__YOUR OBJECTIVE__: In the listing below, count the lines that contain the string "title", and state that number without further words.

==== SOURCE DATA ====

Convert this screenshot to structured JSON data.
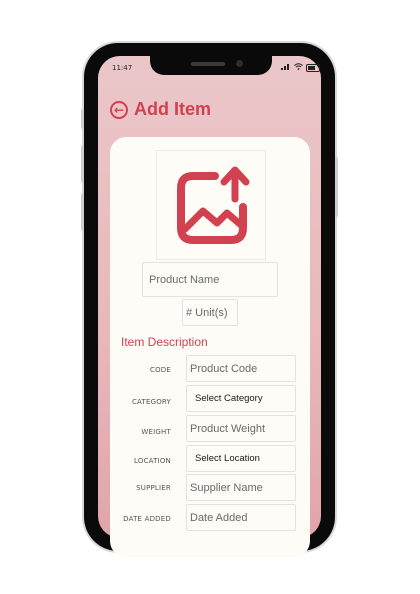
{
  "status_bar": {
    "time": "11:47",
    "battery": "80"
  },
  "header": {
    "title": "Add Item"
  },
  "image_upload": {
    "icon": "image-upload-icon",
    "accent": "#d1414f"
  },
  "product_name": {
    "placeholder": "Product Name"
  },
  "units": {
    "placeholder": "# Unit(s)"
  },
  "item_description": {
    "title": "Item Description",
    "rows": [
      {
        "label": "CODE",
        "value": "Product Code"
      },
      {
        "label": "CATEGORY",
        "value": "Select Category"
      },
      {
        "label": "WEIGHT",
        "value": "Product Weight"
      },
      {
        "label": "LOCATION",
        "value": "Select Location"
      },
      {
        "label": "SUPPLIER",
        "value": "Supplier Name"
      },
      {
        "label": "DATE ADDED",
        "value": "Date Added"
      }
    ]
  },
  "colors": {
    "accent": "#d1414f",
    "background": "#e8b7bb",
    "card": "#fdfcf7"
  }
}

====

__RESPONSE BOX__: 2